    I enjoyed the full article you sent the link on for Inside-Out Leadership. It mentions an Olympic figure skater knowing vulnerability in executing jumps. Having sketched the recent Olympic figure skaters for my work, especially pairs, the work in tandem shows that open trust and vulnerability mentioned as necessary to succeed. I was gratified to see Carroll specifically reference skaters since I have been drawing them for a while now for the very reason he writes of them.

    If only disqus allowed graphic posts as well as text.

  • Jeff Walker

    The lonely CEO makes me think of how important it is for me to find others who i can “mirror” myself with – will reflect who i am – someone i can be true with – be partners with. It is harder in a corporate environment but identifying a few people in my firm, board, life, who i can be open, honest and connected with is so important to combat the loneliness. YPO has forums, venture partners have their other partners (when it is working)…who do each of us have as connected mirrors? I am not lonely because of my mirror partners.

  • Jeff Walker

    The lonely CEO makes me think of how important it is for me to find others who i can “mirror” myself with – will reflect who i am – someone i can be true with – be partners with. It is harder in a corporate environment but identifying a few people in my firm, board, life, who i can be open, honest and connected with is so important to combat the loneliness. YPO has forums, venture partners have their other partners (when it is working)…who do each of us have as connected mirrors?

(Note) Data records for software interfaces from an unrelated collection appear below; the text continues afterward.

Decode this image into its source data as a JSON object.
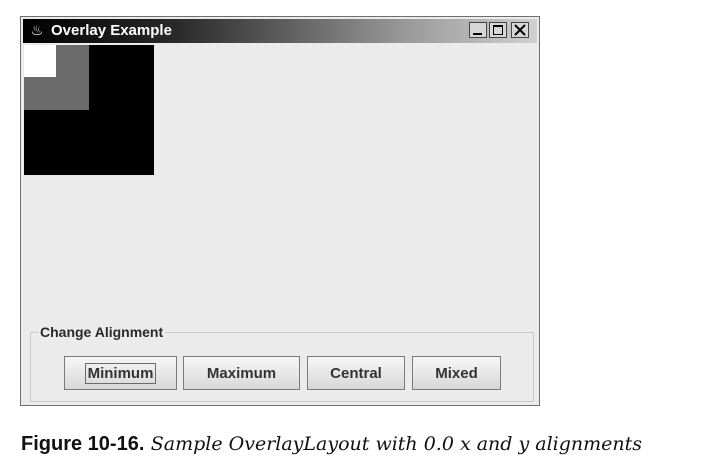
{
  "window": {
    "title": "Overlay Example",
    "icon": "java-cup-icon",
    "controls": [
      "minimize-icon",
      "maximize-icon",
      "close-icon"
    ]
  },
  "overlay": {
    "components": [
      "black-square",
      "gray-square",
      "white-square"
    ],
    "alignment_x": 0.0,
    "alignment_y": 0.0,
    "colors": {
      "large": "#000000",
      "medium": "#6b6b6b",
      "small": "#ffffff"
    }
  },
  "group": {
    "title": "Change Alignment",
    "buttons": [
      "Minimum",
      "Maximum",
      "Central",
      "Mixed"
    ],
    "focused": "Minimum"
  },
  "caption": {
    "label": "Figure 10-16.",
    "text": "Sample OverlayLayout with 0.0 x and y alignments"
  }
}
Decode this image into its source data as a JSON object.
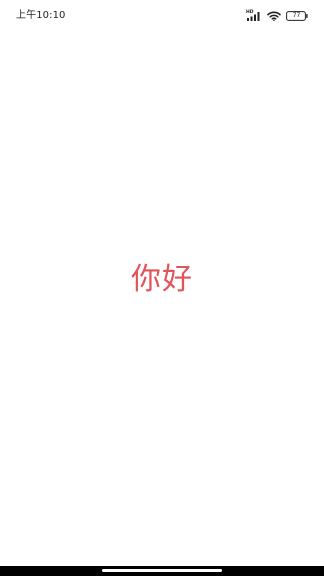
{
  "status_bar": {
    "time": "上午10:10",
    "network_label": "HD",
    "battery_level": "77"
  },
  "main": {
    "greeting": "你好",
    "greeting_color": "#e0545a"
  },
  "nav_bar": {
    "home_indicator_icon": "home-indicator"
  }
}
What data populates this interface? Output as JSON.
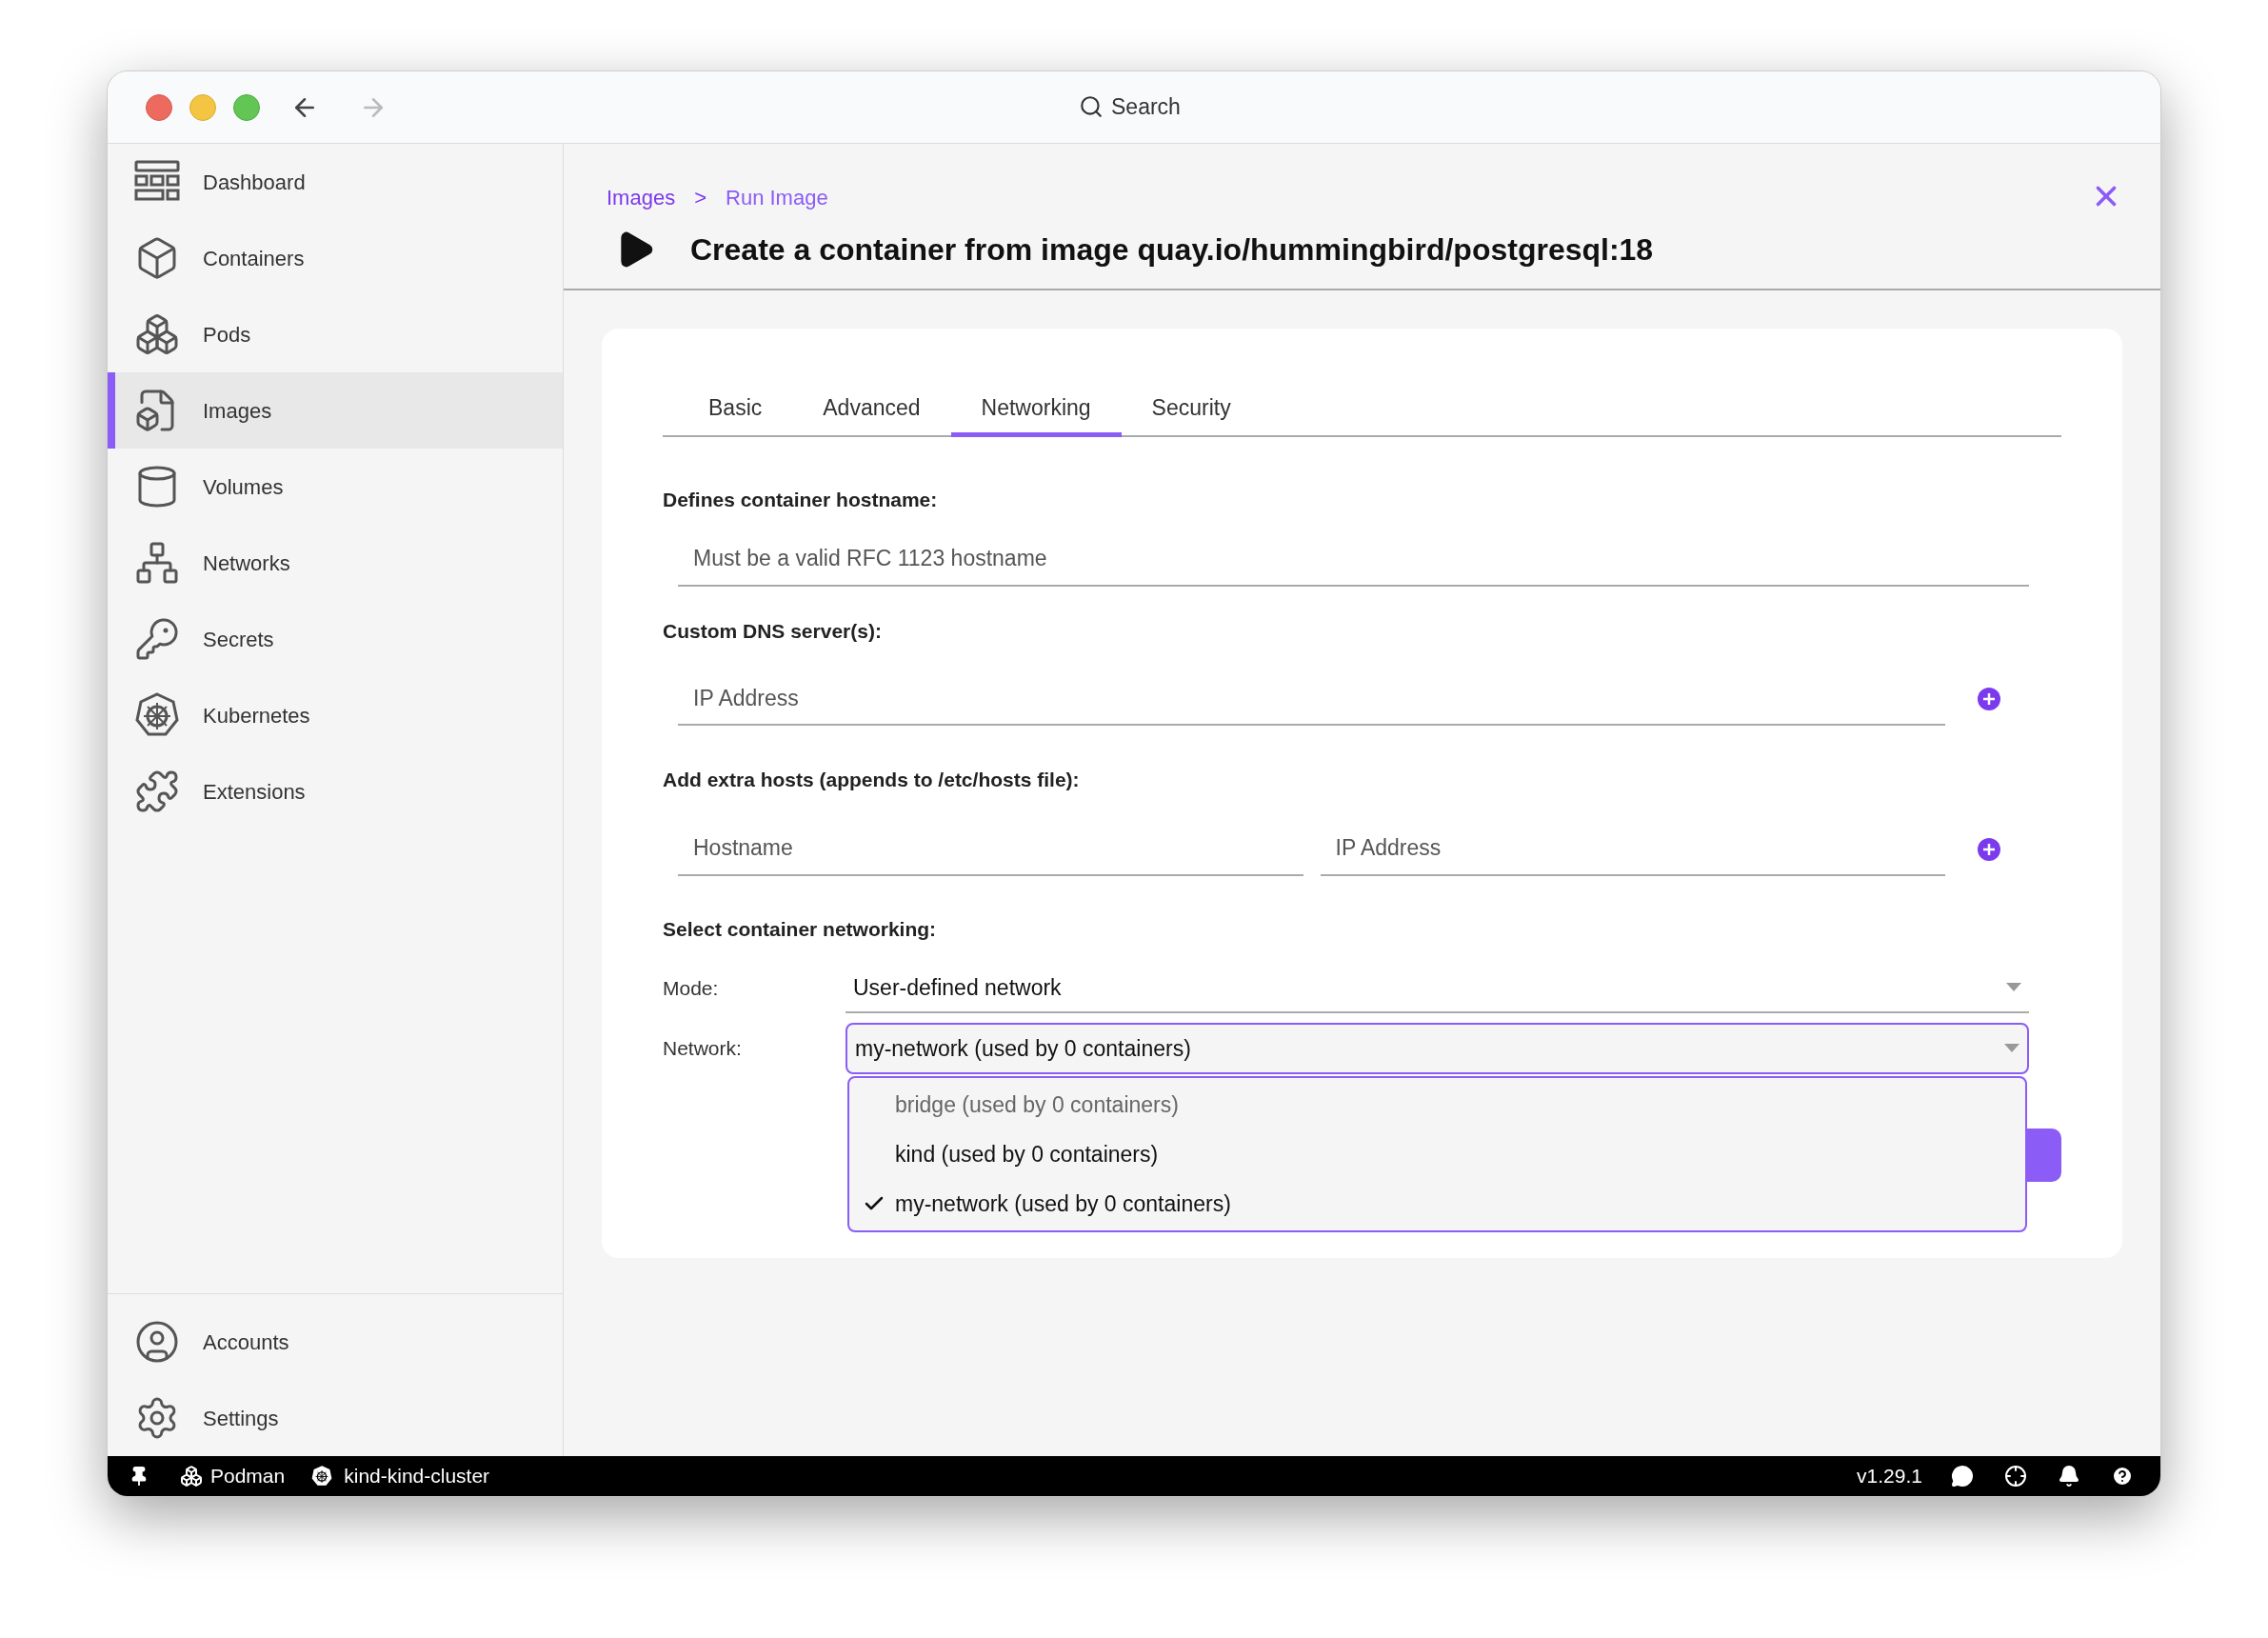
{
  "window": {
    "search": "Search"
  },
  "sidebar": {
    "items": [
      {
        "label": "Dashboard",
        "selected": false
      },
      {
        "label": "Containers",
        "selected": false
      },
      {
        "label": "Pods",
        "selected": false
      },
      {
        "label": "Images",
        "selected": true
      },
      {
        "label": "Volumes",
        "selected": false
      },
      {
        "label": "Networks",
        "selected": false
      },
      {
        "label": "Secrets",
        "selected": false
      },
      {
        "label": "Kubernetes",
        "selected": false
      },
      {
        "label": "Extensions",
        "selected": false
      }
    ],
    "bottom_items": [
      {
        "label": "Accounts"
      },
      {
        "label": "Settings"
      }
    ]
  },
  "breadcrumb": {
    "items": [
      "Images",
      "Run Image"
    ],
    "separator": ">"
  },
  "page_title": "Create a container from image quay.io/hummingbird/postgresql:18",
  "tabs": [
    {
      "label": "Basic",
      "selected": false
    },
    {
      "label": "Advanced",
      "selected": false
    },
    {
      "label": "Networking",
      "selected": true
    },
    {
      "label": "Security",
      "selected": false
    }
  ],
  "form": {
    "hostname": {
      "label": "Defines container hostname:",
      "placeholder": "Must be a valid RFC 1123 hostname"
    },
    "dns": {
      "label": "Custom DNS server(s):",
      "placeholder": "IP Address"
    },
    "extra_hosts": {
      "label": "Add extra hosts (appends to /etc/hosts file):",
      "fields": [
        {
          "placeholder": "Hostname"
        },
        {
          "placeholder": "IP Address"
        }
      ]
    },
    "networking": {
      "label": "Select container networking:",
      "mode": {
        "label": "Mode:",
        "value": "User-defined network"
      },
      "network": {
        "label": "Network:",
        "value": "my-network (used by 0 containers)",
        "expanded": true,
        "options": [
          {
            "label": "bridge (used by 0 containers)",
            "selected": false,
            "disabled": true
          },
          {
            "label": "kind (used by 0 containers)",
            "selected": false,
            "disabled": false
          },
          {
            "label": "my-network (used by 0 containers)",
            "selected": true,
            "disabled": false
          }
        ]
      }
    }
  },
  "status_bar": {
    "left": [
      "Podman",
      "kind-kind-cluster"
    ],
    "version": "v1.29.1"
  }
}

I am not lonely because of my mirror partners.

    • jerrycolonna

      Exactly so. And I’d add that you’re openness allows the mirroring to occur.